Only lines with the string "Mullion" are wanted. Pull them out of the data.

---------- Material supplied ----------

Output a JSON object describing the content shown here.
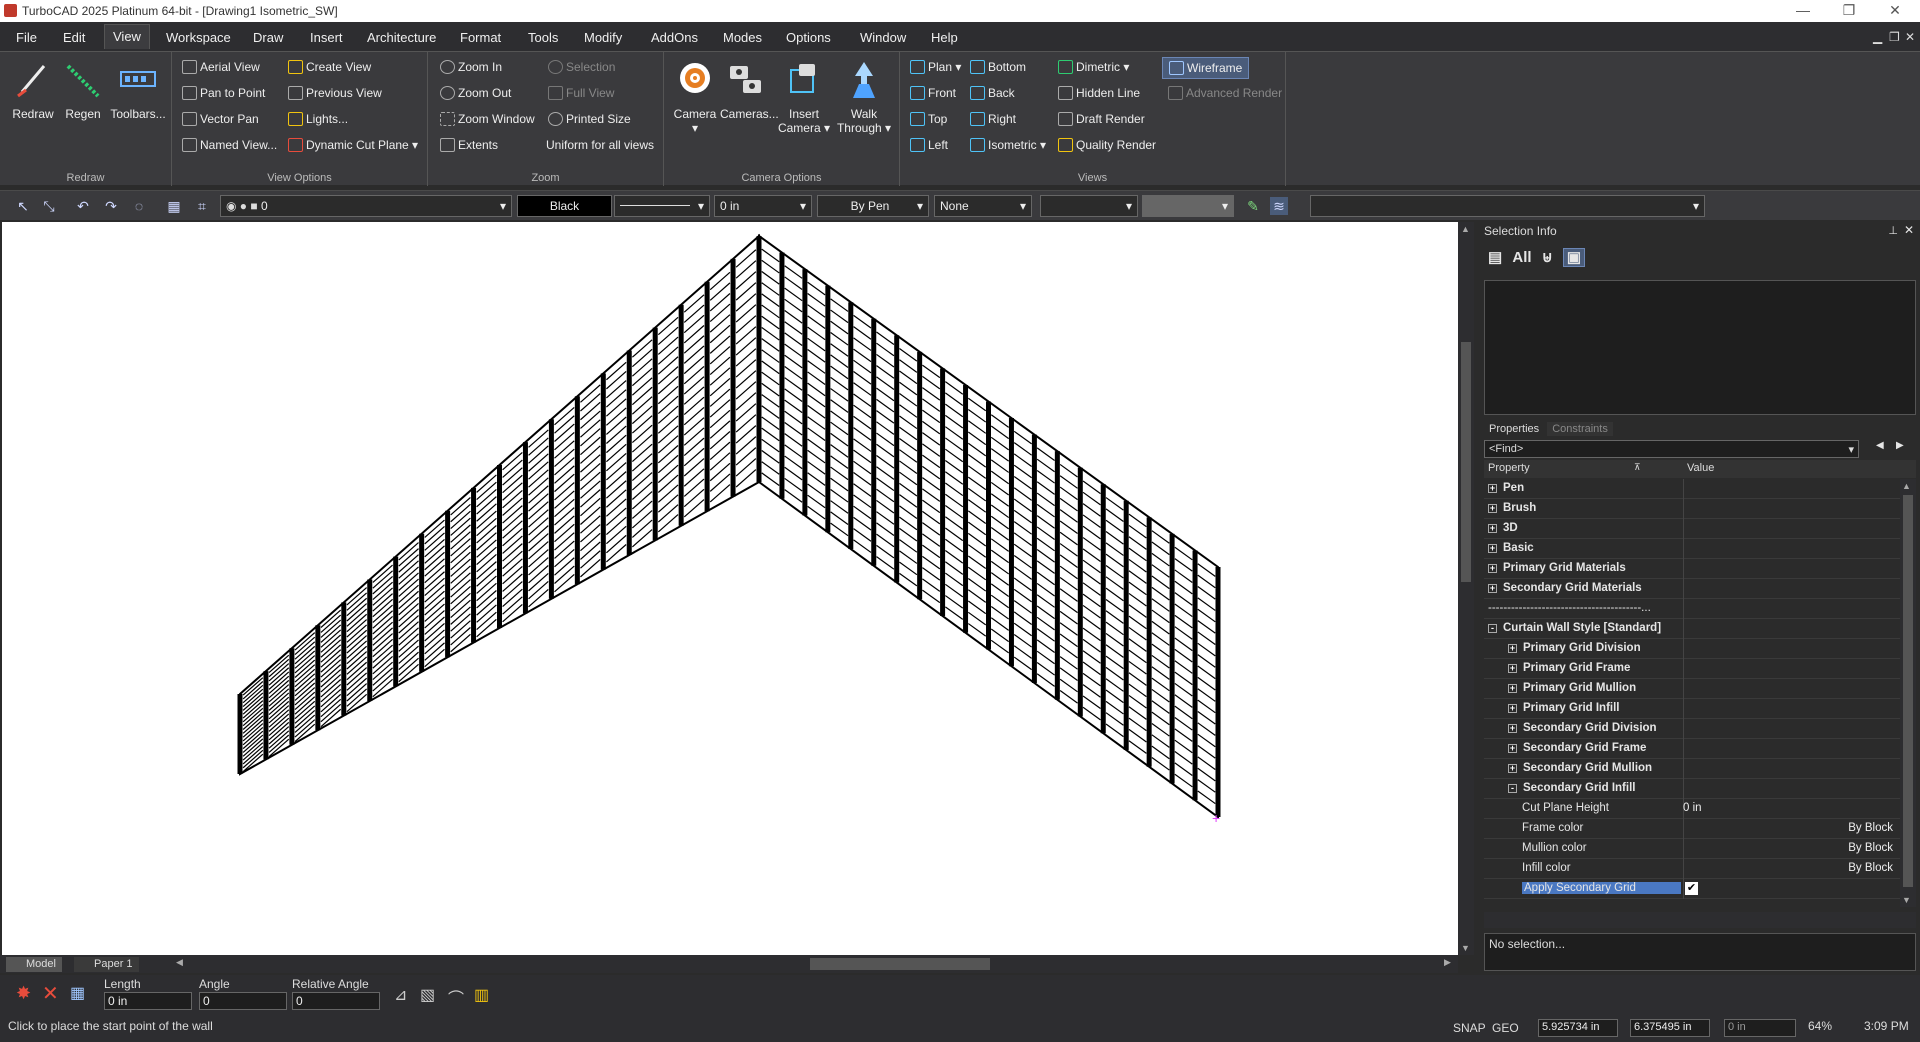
{
  "window": {
    "title": "TurboCAD 2025 Platinum 64-bit - [Drawing1 Isometric_SW]"
  },
  "menu": [
    "File",
    "Edit",
    "View",
    "Workspace",
    "Draw",
    "Insert",
    "Architecture",
    "Format",
    "Tools",
    "Modify",
    "AddOns",
    "Modes",
    "Options",
    "Window",
    "Help"
  ],
  "ribbon": {
    "redraw": {
      "redraw": "Redraw",
      "regen": "Regen",
      "toolbars": "Toolbars...",
      "label": "Redraw"
    },
    "view_options": {
      "aerial": "Aerial View",
      "pan_point": "Pan to Point",
      "vector_pan": "Vector Pan",
      "named_view": "Named View...",
      "create_view": "Create View",
      "previous_view": "Previous View",
      "lights": "Lights...",
      "cut_plane": "Dynamic Cut Plane",
      "label": "View Options"
    },
    "zoom": {
      "zoom_in": "Zoom In",
      "zoom_out": "Zoom Out",
      "zoom_window": "Zoom Window",
      "extents": "Extents",
      "selection": "Selection",
      "full_view": "Full View",
      "printed_size": "Printed Size",
      "uniform": "Uniform for all views",
      "label": "Zoom"
    },
    "camera": {
      "camera": "Camera",
      "cameras": "Cameras...",
      "insert_camera_1": "Insert",
      "insert_camera_2": "Camera",
      "walk_1": "Walk",
      "walk_2": "Through",
      "label": "Camera Options"
    },
    "views": {
      "plan": "Plan",
      "front": "Front",
      "top": "Top",
      "left": "Left",
      "bottom": "Bottom",
      "back": "Back",
      "right": "Right",
      "isometric": "Isometric",
      "dimetric": "Dimetric",
      "hidden_line": "Hidden Line",
      "draft_render": "Draft Render",
      "quality_render": "Quality Render",
      "wireframe": "Wireframe",
      "advanced_render": "Advanced Render",
      "label": "Views"
    }
  },
  "toolbar": {
    "layer": "0",
    "color": "Black",
    "width": "0 in",
    "pen": "By Pen",
    "none": "None"
  },
  "tabs": {
    "model": "Model",
    "paper": "Paper 1"
  },
  "panel": {
    "title": "Selection Info",
    "all": "All",
    "tab_properties": "Properties",
    "tab_constraints": "Constraints",
    "find": "<Find>",
    "col_property": "Property",
    "col_value": "Value",
    "rows": [
      {
        "k": "Pen",
        "v": "",
        "lvl": 0,
        "exp": "+"
      },
      {
        "k": "Brush",
        "v": "",
        "lvl": 0,
        "exp": "+"
      },
      {
        "k": "3D",
        "v": "",
        "lvl": 0,
        "exp": "+"
      },
      {
        "k": "Basic",
        "v": "",
        "lvl": 0,
        "exp": "+"
      },
      {
        "k": "Primary Grid Materials",
        "v": "",
        "lvl": 0,
        "exp": "+"
      },
      {
        "k": "Secondary Grid Materials",
        "v": "",
        "lvl": 0,
        "exp": "+"
      },
      {
        "k": "----------------------------------------...",
        "v": "",
        "lvl": 0,
        "exp": ""
      },
      {
        "k": "Curtain Wall Style [Standard]",
        "v": "",
        "lvl": 0,
        "exp": "-"
      },
      {
        "k": "Primary Grid Division",
        "v": "",
        "lvl": 1,
        "exp": "+"
      },
      {
        "k": "Primary Grid Frame",
        "v": "",
        "lvl": 1,
        "exp": "+"
      },
      {
        "k": "Primary Grid Mullion",
        "v": "",
        "lvl": 1,
        "exp": "+"
      },
      {
        "k": "Primary Grid Infill",
        "v": "",
        "lvl": 1,
        "exp": "+"
      },
      {
        "k": "Secondary Grid Division",
        "v": "",
        "lvl": 1,
        "exp": "+"
      },
      {
        "k": "Secondary Grid Frame",
        "v": "",
        "lvl": 1,
        "exp": "+"
      },
      {
        "k": "Secondary Grid Mullion",
        "v": "",
        "lvl": 1,
        "exp": "+"
      },
      {
        "k": "Secondary Grid Infill",
        "v": "",
        "lvl": 1,
        "exp": "-"
      },
      {
        "k": "Cut Plane Height",
        "v": "0 in",
        "lvl": 2,
        "exp": ""
      },
      {
        "k": "Frame color",
        "v": "By Block",
        "lvl": 2,
        "exp": ""
      },
      {
        "k": "Mullion color",
        "v": "By Block",
        "lvl": 2,
        "exp": ""
      },
      {
        "k": "Infill color",
        "v": "By Block",
        "lvl": 2,
        "exp": ""
      },
      {
        "k": "Apply Secondary Grid",
        "v": "",
        "lvl": 2,
        "exp": ""
      }
    ],
    "no_selection": "No selection..."
  },
  "inspector": {
    "length_label": "Length",
    "length": "0 in",
    "angle_label": "Angle",
    "angle": "0",
    "rel_angle_label": "Relative Angle",
    "rel_angle": "0"
  },
  "status": {
    "prompt": "Click to place the start point of the wall",
    "snap": "SNAP",
    "geo": "GEO",
    "x": "5.925734 in",
    "y": "6.375495 in",
    "z": "0 in",
    "zoom": "64%",
    "time": "3:09 PM"
  }
}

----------

*Output for this exercise:*
        "k": "Primary Grid Mullion",
        "k": "Secondary Grid Mullion",
        "k": "Mullion color",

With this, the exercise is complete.